Cooperation stability: A representative sample in the lab
Research output: Working paper › Research
The ability to cooperate is a central condition for human prosperity, yet a trend of declining cooperation is one of the most robust observations in behavioral economics. The massive replication of declining cooperation has almost exclusively been carried out in student populations, which opens up for the question of whether the declining cooperation is predictive for the population at large. I make two steps to address this knowledge gap about cooperation stability in the general population. First, I measure repeated cooperation among students and a representative sample. Among the students, I confirm the usual decay effect of cooperation. However, among the non-students, the behavior is hugely different and approaches no decay. Secondly, I stress test the cooperation stability among non-students by manipulating the composition of preferences so that fast decay and no decay are predicted. I observe that the cooperation stability is remarkably unaffected by this manipulation.
|Publisher||Department of Food and Resource Economics, University of Copenhagen|

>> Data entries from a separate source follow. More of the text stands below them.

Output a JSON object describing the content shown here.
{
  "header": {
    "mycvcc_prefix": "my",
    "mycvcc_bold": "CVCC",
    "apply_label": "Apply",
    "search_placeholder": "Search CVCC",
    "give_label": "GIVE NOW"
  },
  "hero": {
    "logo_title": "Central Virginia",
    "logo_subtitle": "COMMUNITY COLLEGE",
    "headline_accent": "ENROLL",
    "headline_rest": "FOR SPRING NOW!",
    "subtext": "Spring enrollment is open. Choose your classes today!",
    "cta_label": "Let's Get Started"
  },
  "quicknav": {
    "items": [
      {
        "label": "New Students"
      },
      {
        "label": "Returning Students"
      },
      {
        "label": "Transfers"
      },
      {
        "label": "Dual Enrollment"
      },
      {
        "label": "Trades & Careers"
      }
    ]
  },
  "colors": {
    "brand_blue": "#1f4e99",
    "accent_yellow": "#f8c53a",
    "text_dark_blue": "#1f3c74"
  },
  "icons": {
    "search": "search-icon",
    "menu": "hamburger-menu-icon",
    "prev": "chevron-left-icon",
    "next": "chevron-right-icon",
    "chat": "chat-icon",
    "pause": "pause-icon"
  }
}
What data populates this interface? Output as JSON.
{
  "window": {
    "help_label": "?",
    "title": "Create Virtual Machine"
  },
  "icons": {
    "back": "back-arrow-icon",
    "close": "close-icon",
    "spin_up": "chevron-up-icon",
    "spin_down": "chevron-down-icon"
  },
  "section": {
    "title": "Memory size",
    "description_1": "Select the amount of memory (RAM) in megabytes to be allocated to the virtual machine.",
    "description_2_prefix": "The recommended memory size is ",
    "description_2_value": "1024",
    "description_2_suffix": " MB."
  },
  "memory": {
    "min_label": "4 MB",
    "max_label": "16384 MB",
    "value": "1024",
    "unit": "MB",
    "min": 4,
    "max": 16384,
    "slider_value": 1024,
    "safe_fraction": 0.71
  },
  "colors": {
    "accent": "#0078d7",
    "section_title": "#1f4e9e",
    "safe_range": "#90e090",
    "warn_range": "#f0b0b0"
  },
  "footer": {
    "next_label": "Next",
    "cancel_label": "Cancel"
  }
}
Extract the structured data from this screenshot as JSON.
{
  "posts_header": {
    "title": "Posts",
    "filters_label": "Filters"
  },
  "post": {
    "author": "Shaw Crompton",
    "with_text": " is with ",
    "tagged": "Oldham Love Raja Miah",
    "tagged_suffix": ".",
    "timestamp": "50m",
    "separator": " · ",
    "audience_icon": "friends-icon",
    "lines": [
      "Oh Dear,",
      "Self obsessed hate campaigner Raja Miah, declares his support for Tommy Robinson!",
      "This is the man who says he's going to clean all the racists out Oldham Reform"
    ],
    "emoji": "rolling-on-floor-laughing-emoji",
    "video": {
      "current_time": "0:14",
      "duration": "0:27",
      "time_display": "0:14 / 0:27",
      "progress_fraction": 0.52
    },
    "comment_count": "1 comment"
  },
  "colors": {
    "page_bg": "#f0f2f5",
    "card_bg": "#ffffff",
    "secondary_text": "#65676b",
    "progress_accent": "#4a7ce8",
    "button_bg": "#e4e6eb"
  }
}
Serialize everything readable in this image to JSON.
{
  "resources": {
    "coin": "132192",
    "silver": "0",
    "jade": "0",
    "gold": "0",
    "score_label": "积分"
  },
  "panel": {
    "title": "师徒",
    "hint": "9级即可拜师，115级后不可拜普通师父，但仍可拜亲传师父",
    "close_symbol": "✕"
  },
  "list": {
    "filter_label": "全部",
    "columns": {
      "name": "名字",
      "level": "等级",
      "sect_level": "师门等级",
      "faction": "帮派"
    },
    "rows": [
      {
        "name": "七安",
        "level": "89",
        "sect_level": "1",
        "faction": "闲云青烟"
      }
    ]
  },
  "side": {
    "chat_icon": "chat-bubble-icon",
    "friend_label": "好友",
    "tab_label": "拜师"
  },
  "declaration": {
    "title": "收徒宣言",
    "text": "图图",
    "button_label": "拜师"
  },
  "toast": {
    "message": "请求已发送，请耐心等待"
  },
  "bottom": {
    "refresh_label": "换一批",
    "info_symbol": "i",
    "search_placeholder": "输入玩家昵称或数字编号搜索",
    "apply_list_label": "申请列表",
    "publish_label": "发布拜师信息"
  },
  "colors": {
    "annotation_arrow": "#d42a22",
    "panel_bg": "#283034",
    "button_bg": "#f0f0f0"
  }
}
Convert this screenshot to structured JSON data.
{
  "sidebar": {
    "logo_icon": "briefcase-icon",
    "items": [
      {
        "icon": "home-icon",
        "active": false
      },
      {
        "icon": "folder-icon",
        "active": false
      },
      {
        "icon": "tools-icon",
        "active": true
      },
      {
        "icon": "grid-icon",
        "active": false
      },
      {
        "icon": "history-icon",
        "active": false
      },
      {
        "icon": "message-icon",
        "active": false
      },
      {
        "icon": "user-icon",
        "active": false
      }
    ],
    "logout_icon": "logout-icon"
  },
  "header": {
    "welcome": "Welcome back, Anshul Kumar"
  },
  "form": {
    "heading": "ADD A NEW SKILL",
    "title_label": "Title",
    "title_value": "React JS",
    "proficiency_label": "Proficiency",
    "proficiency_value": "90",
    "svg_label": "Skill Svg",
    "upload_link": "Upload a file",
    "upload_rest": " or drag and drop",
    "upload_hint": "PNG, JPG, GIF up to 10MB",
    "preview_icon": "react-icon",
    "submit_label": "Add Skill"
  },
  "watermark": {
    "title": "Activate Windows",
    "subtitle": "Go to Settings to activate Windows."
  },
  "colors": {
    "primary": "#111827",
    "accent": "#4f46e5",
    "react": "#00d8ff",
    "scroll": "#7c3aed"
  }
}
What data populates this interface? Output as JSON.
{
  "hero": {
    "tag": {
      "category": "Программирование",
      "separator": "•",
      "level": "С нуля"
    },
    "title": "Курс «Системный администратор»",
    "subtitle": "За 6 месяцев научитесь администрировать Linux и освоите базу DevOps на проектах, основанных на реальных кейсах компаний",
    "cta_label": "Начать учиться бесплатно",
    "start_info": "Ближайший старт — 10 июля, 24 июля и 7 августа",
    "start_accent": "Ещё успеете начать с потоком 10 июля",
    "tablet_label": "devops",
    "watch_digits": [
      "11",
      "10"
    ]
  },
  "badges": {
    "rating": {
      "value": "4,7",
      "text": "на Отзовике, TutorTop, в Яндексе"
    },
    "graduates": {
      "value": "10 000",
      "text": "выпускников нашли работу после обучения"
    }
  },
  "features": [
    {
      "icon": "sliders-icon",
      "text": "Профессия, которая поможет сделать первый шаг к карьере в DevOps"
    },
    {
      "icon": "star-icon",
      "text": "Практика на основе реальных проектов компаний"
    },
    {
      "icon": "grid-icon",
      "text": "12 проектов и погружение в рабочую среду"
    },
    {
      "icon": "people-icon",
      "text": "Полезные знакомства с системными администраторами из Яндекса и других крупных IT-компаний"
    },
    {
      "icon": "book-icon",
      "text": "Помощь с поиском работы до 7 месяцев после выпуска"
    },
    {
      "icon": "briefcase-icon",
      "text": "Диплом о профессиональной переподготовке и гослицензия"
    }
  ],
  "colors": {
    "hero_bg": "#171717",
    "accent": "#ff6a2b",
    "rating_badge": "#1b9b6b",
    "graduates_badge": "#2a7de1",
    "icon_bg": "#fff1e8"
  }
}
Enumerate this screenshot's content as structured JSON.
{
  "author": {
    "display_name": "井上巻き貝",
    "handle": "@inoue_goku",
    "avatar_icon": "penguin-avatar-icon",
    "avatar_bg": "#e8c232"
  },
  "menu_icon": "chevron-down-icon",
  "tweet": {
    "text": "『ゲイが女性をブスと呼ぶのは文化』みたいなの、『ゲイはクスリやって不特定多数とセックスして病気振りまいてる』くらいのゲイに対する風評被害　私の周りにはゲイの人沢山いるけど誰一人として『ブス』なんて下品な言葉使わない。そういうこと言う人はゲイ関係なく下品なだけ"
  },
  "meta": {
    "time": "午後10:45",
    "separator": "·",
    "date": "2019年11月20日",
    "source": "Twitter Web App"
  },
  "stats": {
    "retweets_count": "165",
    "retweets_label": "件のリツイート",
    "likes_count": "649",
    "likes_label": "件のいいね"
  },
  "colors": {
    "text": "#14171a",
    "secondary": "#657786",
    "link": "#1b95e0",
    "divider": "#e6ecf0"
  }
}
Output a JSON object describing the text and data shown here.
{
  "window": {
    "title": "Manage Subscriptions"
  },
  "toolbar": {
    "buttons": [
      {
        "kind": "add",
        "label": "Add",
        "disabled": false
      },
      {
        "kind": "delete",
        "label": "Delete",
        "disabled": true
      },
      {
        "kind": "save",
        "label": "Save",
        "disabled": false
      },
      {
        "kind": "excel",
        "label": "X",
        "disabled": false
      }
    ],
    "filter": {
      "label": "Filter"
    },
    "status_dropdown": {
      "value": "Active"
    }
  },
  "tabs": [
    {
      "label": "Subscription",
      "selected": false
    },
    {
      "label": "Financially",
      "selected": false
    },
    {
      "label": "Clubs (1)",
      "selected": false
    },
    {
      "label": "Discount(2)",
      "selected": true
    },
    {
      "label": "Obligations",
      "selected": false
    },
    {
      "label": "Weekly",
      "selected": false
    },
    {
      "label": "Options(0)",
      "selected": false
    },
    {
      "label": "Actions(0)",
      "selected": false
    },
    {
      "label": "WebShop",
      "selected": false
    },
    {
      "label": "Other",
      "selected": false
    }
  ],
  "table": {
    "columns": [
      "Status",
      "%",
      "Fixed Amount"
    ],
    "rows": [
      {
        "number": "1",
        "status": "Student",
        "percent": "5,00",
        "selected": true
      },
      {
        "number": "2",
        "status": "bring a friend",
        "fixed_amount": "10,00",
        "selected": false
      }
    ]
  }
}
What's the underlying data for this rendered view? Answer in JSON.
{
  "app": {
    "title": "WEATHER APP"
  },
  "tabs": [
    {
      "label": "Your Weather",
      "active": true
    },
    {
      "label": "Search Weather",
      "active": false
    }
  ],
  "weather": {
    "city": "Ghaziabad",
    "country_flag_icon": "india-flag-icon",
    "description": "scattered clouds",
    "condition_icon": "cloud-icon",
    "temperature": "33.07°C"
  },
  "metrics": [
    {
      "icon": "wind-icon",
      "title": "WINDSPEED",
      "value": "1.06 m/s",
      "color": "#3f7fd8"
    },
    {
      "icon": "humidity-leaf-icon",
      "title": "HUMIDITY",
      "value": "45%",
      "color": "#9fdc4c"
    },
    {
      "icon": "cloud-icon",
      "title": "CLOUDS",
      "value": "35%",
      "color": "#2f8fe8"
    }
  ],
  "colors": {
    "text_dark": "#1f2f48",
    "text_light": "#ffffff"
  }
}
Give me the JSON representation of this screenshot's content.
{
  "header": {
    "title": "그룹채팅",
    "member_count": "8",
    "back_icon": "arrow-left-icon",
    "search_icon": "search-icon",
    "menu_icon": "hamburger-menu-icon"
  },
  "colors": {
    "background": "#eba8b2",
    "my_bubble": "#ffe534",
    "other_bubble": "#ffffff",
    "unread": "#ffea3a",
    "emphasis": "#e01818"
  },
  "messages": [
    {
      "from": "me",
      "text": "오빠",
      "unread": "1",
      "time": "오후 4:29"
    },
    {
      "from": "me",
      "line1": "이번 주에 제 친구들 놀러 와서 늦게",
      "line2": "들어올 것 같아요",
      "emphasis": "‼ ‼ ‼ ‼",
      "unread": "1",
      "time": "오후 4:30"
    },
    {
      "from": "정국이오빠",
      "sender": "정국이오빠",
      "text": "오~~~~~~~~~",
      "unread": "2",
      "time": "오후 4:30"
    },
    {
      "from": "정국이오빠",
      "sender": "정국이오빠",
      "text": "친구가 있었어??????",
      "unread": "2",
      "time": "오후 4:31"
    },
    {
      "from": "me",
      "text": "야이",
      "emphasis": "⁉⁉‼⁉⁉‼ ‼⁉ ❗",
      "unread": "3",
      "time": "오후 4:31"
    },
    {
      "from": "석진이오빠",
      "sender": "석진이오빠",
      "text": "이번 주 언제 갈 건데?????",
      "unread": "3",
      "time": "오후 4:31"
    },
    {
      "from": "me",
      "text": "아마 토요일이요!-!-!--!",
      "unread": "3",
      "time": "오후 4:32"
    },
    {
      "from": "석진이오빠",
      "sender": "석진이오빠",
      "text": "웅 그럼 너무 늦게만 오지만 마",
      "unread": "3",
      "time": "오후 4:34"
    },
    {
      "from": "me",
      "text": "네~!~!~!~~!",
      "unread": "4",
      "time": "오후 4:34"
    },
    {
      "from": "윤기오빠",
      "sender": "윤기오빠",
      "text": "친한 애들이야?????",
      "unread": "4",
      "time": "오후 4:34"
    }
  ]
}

|Number of pages||56|
|Publication status||Published - 2018|
|Series||IFRO Working Paper|